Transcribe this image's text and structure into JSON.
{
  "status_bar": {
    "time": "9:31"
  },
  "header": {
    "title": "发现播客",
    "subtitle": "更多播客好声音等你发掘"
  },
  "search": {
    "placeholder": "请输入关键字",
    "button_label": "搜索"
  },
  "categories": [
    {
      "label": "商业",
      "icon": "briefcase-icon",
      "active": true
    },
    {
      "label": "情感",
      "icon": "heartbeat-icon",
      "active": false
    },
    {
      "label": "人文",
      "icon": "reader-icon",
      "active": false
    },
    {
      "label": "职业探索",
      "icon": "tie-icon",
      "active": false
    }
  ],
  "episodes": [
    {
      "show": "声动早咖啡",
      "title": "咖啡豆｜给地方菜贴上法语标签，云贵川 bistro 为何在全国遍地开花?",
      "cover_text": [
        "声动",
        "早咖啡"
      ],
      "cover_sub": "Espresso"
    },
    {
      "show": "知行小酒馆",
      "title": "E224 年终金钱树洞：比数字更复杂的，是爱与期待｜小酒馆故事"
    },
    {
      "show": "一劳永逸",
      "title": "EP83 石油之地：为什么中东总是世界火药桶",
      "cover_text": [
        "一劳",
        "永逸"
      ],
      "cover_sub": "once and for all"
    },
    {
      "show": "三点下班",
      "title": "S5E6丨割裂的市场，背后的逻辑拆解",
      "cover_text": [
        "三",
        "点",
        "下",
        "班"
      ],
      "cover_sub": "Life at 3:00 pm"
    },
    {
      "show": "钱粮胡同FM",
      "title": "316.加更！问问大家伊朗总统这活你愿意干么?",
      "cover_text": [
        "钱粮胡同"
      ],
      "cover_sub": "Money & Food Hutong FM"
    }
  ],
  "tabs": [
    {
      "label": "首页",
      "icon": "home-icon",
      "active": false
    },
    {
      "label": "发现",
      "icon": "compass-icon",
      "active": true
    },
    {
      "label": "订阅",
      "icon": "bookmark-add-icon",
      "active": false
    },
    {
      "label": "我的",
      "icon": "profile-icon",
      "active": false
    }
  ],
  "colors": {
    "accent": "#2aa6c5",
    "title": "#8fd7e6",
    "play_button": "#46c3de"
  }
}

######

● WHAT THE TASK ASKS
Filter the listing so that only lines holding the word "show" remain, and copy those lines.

● RESPONSE TO THE EXERCISE
      "show": "声动早咖啡",
      "show": "知行小酒馆",
      "show": "一劳永逸",
      "show": "三点下班",
      "show": "钱粮胡同FM",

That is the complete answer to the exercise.